RHEX ALIF DIST.JPG
Natural range of Rhexia alifanus from USDA NRCS Plants Database.

Taxonomic Notes

Synonym: none

Variety: none

Description

R. alifanus is a perennial forb/herb of the Melastomataceae family that is native to North America. [1]

Distribution

R. alifanus is found in the southeastern United States; specifically in Florida, Georgia, South Carolina, North Carolina, Alabama, Louisiana, Mississippi, and Texas. [1]

Ecology

Habitat

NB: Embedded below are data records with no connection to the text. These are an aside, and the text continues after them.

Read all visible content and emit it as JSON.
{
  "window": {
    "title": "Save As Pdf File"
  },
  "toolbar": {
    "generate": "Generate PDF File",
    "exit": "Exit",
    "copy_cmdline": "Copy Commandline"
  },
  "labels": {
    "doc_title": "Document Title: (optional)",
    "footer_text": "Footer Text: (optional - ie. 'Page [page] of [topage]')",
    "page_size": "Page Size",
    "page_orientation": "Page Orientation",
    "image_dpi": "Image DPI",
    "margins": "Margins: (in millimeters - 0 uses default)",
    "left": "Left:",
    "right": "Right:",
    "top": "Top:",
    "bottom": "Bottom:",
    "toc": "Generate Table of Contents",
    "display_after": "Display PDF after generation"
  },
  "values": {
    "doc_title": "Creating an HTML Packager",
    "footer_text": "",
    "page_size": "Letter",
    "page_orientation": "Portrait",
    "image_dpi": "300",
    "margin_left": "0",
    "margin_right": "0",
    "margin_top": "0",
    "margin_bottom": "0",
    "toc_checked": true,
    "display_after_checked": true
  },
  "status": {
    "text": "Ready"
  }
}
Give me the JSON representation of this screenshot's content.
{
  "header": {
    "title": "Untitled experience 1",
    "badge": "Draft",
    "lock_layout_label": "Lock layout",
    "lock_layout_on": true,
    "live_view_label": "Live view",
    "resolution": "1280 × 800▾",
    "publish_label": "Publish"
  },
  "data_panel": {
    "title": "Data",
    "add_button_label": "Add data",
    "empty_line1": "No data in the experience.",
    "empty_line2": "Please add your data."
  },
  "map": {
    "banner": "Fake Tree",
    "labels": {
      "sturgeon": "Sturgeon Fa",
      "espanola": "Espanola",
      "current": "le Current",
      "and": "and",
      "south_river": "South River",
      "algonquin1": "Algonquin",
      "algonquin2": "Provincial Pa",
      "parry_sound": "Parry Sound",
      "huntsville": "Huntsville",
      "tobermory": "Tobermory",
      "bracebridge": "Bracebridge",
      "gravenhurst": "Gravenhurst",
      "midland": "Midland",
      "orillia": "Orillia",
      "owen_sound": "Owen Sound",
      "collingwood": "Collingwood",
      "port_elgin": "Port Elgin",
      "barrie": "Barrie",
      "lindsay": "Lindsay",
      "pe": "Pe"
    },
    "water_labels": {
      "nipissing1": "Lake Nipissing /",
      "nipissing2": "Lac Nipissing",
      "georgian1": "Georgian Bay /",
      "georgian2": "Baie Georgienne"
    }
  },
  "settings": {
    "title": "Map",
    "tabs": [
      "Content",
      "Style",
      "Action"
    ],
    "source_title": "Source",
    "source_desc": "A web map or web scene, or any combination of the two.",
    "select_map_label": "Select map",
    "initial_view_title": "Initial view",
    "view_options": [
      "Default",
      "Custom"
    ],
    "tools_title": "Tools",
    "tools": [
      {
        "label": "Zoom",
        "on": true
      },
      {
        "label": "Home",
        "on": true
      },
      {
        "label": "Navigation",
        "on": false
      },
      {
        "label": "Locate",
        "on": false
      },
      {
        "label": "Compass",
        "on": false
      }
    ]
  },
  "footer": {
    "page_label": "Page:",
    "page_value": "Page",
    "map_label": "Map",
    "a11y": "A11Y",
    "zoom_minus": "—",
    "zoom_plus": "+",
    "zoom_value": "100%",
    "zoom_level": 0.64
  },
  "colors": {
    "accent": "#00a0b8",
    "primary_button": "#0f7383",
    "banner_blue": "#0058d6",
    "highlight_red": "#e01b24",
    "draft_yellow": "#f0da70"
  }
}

R. alifanus is typically found in pine flatwoods, savannas, and pocosin borders.[2] It does not respond to soil disturbance by clearcutting and chopping in North Florida flatwoods forests.[3]

Transitions between uplands and lowlands, commonly wet praire, is another common habitat to find R. alifanus. [4]

Rhexia alifanus is frequent and abundant in the Upper Panhandle Savannas and Panhandle Seepage Savannas community type. It is an indicator species for the Lower Panhandle Savannas community type as described in Carr et al. (2010).[5]

Phenology

R. alifanus has been observed flowering May through July. [6]

Seed dispersal

This species is thought to be dispersed by gravity. [7]

Pollination

Bees are pollinators for R. alifanus. [8]

Conservation and Management

Cultivation and restoration

Photo Gallery

References and notes

  1. 1.0 1.1 USDA Plant Database
  2. Weakley, A. S. (2015). Flora of the Southern and Mid-Atlantic States. Chapel Hill, NC, University of North Carolina Herbarium.
  3. Moore, W.H., B.F. Swindel, and W.S. Terry. (1982). Vegetative Response to Clearcutting and Chopping in a North Florida Flatwoods Forest. Journal of Range Management 35(2):214-218.
  4. [Crandall, R. M. and W. J. Platt (2012). "Habitat and fire heterogeneity explain the co-occurrence of congeneric resprouter and reseeder Hypericum spp. along a Florida pine savanna ecoline." Plant Ecology 213: 1643-1654.]
  5. Carr, S.C., K.M. Robertson, and R.K. Peet. 2010. A vegetation classification of fire-dependent pinelands of Florida. Castanea 75:153-189.
  6. Nelson, G. PanFlora: Plant data for the eastern United States with emphasis on the Southeastern Coastal Plains, Florida, and the Florida Panhandle. www.gilnelson.com/PanFlora/ Accessed: 29 MAY 2018
  7. Kirkman, L. Katherine. Unpublished database of seed dispersal mode of plants found in Coastal Plain longleaf pine-grasslands of the Jones Ecological Research Center, Georgia.
  8. [Pitts-Singer, T. L., et al. (2002). "Insect pollinators of three rare plants in a Florida longleaf pine forest." Florida Entomologist 85(2): 308-316.]